Exercise instructions ▸ The answer should contain all of the data, retyped without any alteration.

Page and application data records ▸

--- START ---

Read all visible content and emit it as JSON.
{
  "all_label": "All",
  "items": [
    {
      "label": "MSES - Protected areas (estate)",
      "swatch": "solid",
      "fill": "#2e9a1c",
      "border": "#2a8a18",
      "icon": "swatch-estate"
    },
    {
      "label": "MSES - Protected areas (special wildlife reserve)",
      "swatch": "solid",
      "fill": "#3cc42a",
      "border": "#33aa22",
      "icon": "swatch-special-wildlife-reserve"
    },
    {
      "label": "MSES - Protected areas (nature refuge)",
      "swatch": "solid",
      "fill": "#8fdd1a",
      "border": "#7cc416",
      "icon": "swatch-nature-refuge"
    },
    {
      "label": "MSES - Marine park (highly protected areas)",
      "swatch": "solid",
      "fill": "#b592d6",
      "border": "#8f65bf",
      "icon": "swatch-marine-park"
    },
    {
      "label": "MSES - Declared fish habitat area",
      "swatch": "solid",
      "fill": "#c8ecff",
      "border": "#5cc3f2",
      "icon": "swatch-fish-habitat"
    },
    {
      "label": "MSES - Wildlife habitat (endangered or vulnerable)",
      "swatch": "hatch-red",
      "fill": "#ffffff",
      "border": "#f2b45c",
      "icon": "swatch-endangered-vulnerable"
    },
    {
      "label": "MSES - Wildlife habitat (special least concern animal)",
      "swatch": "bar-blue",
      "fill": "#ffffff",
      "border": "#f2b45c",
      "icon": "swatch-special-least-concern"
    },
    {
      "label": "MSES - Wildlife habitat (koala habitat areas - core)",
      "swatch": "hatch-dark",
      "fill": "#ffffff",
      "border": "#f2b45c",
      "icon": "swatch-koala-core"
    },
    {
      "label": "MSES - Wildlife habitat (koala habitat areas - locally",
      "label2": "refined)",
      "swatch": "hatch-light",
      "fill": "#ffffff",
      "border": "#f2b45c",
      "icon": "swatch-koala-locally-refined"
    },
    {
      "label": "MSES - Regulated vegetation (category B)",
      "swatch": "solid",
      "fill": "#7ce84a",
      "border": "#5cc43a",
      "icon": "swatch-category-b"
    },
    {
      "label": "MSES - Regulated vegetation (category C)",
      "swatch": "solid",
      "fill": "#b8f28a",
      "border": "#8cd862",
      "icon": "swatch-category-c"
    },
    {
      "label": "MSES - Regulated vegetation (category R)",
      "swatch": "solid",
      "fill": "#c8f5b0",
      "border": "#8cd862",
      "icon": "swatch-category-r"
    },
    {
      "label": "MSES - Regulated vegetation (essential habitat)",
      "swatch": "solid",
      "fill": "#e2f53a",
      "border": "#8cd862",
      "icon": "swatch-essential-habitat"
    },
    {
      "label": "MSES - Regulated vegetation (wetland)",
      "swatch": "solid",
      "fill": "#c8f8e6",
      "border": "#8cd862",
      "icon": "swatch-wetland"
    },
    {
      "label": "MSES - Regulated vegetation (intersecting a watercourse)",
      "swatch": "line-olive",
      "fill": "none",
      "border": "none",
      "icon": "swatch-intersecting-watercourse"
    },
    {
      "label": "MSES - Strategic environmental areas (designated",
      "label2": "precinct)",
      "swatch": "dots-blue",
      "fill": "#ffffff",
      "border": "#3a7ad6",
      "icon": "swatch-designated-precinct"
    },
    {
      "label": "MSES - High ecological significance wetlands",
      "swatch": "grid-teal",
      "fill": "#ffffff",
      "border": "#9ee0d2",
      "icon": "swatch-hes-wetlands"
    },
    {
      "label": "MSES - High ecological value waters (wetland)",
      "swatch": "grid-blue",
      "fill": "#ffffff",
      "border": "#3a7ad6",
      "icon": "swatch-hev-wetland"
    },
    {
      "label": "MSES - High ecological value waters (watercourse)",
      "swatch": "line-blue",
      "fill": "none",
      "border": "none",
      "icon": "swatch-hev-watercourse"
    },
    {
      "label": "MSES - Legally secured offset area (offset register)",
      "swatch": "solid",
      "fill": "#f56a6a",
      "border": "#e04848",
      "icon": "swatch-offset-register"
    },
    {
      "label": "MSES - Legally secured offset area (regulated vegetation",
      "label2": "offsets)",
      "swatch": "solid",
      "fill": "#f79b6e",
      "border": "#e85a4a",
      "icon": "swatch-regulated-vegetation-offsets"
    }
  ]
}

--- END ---

Answer space ▸
Read all visible content and emit it as JSON.
{
  "all_label": "All",
  "items": [
    {
      "label": "MSES - Protected areas (estate)",
      "swatch": "solid",
      "fill": "#2e9a1c",
      "border": "#2a8a18",
      "icon": "swatch-estate"
    },
    {
      "label": "MSES - Protected areas (special wildlife reserve)",
      "swatch": "solid",
      "fill": "#3cc42a",
      "border": "#33aa22",
      "icon": "swatch-special-wildlife-reserve"
    },
    {
      "label": "MSES - Protected areas (nature refuge)",
      "swatch": "solid",
      "fill": "#8fdd1a",
      "border": "#7cc416",
      "icon": "swatch-nature-refuge"
    },
    {
      "label": "MSES - Marine park (highly protected areas)",
      "swatch": "solid",
      "fill": "#b592d6",
      "border": "#8f65bf",
      "icon": "swatch-marine-park"
    },
    {
      "label": "MSES - Declared fish habitat area",
      "swatch": "solid",
      "fill": "#c8ecff",
      "border": "#5cc3f2",
      "icon": "swatch-fish-habitat"
    },
    {
      "label": "MSES - Wildlife habitat (endangered or vulnerable)",
      "swatch": "hatch-red",
      "fill": "#ffffff",
      "border": "#f2b45c",
      "icon": "swatch-endangered-vulnerable"
    },
    {
      "label": "MSES - Wildlife habitat (special least concern animal)",
      "swatch": "bar-blue",
      "fill": "#ffffff",
      "border": "#f2b45c",
      "icon": "swatch-special-least-concern"
    },
    {
      "label": "MSES - Wildlife habitat (koala habitat areas - core)",
      "swatch": "hatch-dark",
      "fill": "#ffffff",
      "border": "#f2b45c",
      "icon": "swatch-koala-core"
    },
    {
      "label": "MSES - Wildlife habitat (koala habitat areas - locally",
      "label2": "refined)",
      "swatch": "hatch-light",
      "fill": "#ffffff",
      "border": "#f2b45c",
      "icon": "swatch-koala-locally-refined"
    },
    {
      "label": "MSES - Regulated vegetation (category B)",
      "swatch": "solid",
      "fill": "#7ce84a",
      "border": "#5cc43a",
      "icon": "swatch-category-b"
    },
    {
      "label": "MSES - Regulated vegetation (category C)",
      "swatch": "solid",
      "fill": "#b8f28a",
      "border": "#8cd862",
      "icon": "swatch-category-c"
    },
    {
      "label": "MSES - Regulated vegetation (category R)",
      "swatch": "solid",
      "fill": "#c8f5b0",
      "border": "#8cd862",
      "icon": "swatch-category-r"
    },
    {
      "label": "MSES - Regulated vegetation (essential habitat)",
      "swatch": "solid",
      "fill": "#e2f53a",
      "border": "#8cd862",
      "icon": "swatch-essential-habitat"
    },
    {
      "label": "MSES - Regulated vegetation (wetland)",
      "swatch": "solid",
      "fill": "#c8f8e6",
      "border": "#8cd862",
      "icon": "swatch-wetland"
    },
    {
      "label": "MSES - Regulated vegetation (intersecting a watercourse)",
      "swatch": "line-olive",
      "fill": "none",
      "border": "none",
      "icon": "swatch-intersecting-watercourse"
    },
    {
      "label": "MSES - Strategic environmental areas (designated",
      "label2": "precinct)",
      "swatch": "dots-blue",
      "fill": "#ffffff",
      "border": "#3a7ad6",
      "icon": "swatch-designated-precinct"
    },
    {
      "label": "MSES - High ecological significance wetlands",
      "swatch": "grid-teal",
      "fill": "#ffffff",
      "border": "#9ee0d2",
      "icon": "swatch-hes-wetlands"
    },
    {
      "label": "MSES - High ecological value waters (wetland)",
      "swatch": "grid-blue",
      "fill": "#ffffff",
      "border": "#3a7ad6",
      "icon": "swatch-hev-wetland"
    },
    {
      "label": "MSES - High ecological value waters (watercourse)",
      "swatch": "line-blue",
      "fill": "none",
      "border": "none",
      "icon": "swatch-hev-watercourse"
    },
    {
      "label": "MSES - Legally secured offset area (offset register)",
      "swatch": "solid",
      "fill": "#f56a6a",
      "border": "#e04848",
      "icon": "swatch-offset-register"
    },
    {
      "label": "MSES - Legally secured offset area (regulated vegetation",
      "label2": "offsets)",
      "swatch": "solid",
      "fill": "#f79b6e",
      "border": "#e85a4a",
      "icon": "swatch-regulated-vegetation-offsets"
    }
  ]
}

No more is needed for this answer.